▸ DATA PROVIDED
§
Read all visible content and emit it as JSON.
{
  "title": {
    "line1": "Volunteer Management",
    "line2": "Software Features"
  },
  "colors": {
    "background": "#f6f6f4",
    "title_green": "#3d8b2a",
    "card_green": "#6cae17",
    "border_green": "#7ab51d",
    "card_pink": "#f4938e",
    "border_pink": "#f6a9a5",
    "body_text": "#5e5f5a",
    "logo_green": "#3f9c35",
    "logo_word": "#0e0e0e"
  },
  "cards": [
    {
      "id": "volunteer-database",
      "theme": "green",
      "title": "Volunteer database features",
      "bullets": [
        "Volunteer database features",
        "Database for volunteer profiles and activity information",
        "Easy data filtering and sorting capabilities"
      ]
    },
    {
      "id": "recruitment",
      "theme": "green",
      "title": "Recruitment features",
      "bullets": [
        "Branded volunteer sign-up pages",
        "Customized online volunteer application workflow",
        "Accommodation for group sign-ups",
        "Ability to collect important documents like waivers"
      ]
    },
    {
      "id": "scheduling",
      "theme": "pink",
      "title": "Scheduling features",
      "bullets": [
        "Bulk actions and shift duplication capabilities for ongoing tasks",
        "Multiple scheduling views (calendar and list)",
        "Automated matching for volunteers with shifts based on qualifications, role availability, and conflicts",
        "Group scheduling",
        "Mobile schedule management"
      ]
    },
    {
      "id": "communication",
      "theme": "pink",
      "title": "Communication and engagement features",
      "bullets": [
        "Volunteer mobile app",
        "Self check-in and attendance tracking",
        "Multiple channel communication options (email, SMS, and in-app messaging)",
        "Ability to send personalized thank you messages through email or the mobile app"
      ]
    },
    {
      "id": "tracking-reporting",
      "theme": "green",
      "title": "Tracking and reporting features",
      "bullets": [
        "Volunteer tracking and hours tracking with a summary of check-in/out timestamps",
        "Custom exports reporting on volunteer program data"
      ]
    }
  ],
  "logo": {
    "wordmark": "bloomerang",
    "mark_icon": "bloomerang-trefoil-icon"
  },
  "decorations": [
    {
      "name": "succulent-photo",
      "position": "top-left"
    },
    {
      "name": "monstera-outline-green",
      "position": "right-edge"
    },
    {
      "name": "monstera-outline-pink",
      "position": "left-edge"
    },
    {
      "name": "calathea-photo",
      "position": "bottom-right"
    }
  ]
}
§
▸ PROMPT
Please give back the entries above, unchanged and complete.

▸ ANSWER FOR THE TASK
Read all visible content and emit it as JSON.
{
  "title": {
    "line1": "Volunteer Management",
    "line2": "Software Features"
  },
  "colors": {
    "background": "#f6f6f4",
    "title_green": "#3d8b2a",
    "card_green": "#6cae17",
    "border_green": "#7ab51d",
    "card_pink": "#f4938e",
    "border_pink": "#f6a9a5",
    "body_text": "#5e5f5a",
    "logo_green": "#3f9c35",
    "logo_word": "#0e0e0e"
  },
  "cards": [
    {
      "id": "volunteer-database",
      "theme": "green",
      "title": "Volunteer database features",
      "bullets": [
        "Volunteer database features",
        "Database for volunteer profiles and activity information",
        "Easy data filtering and sorting capabilities"
      ]
    },
    {
      "id": "recruitment",
      "theme": "green",
      "title": "Recruitment features",
      "bullets": [
        "Branded volunteer sign-up pages",
        "Customized online volunteer application workflow",
        "Accommodation for group sign-ups",
        "Ability to collect important documents like waivers"
      ]
    },
    {
      "id": "scheduling",
      "theme": "pink",
      "title": "Scheduling features",
      "bullets": [
        "Bulk actions and shift duplication capabilities for ongoing tasks",
        "Multiple scheduling views (calendar and list)",
        "Automated matching for volunteers with shifts based on qualifications, role availability, and conflicts",
        "Group scheduling",
        "Mobile schedule management"
      ]
    },
    {
      "id": "communication",
      "theme": "pink",
      "title": "Communication and engagement features",
      "bullets": [
        "Volunteer mobile app",
        "Self check-in and attendance tracking",
        "Multiple channel communication options (email, SMS, and in-app messaging)",
        "Ability to send personalized thank you messages through email or the mobile app"
      ]
    },
    {
      "id": "tracking-reporting",
      "theme": "green",
      "title": "Tracking and reporting features",
      "bullets": [
        "Volunteer tracking and hours tracking with a summary of check-in/out timestamps",
        "Custom exports reporting on volunteer program data"
      ]
    }
  ],
  "logo": {
    "wordmark": "bloomerang",
    "mark_icon": "bloomerang-trefoil-icon"
  },
  "decorations": [
    {
      "name": "succulent-photo",
      "position": "top-left"
    },
    {
      "name": "monstera-outline-green",
      "position": "right-edge"
    },
    {
      "name": "monstera-outline-pink",
      "position": "left-edge"
    },
    {
      "name": "calathea-photo",
      "position": "bottom-right"
    }
  ]
}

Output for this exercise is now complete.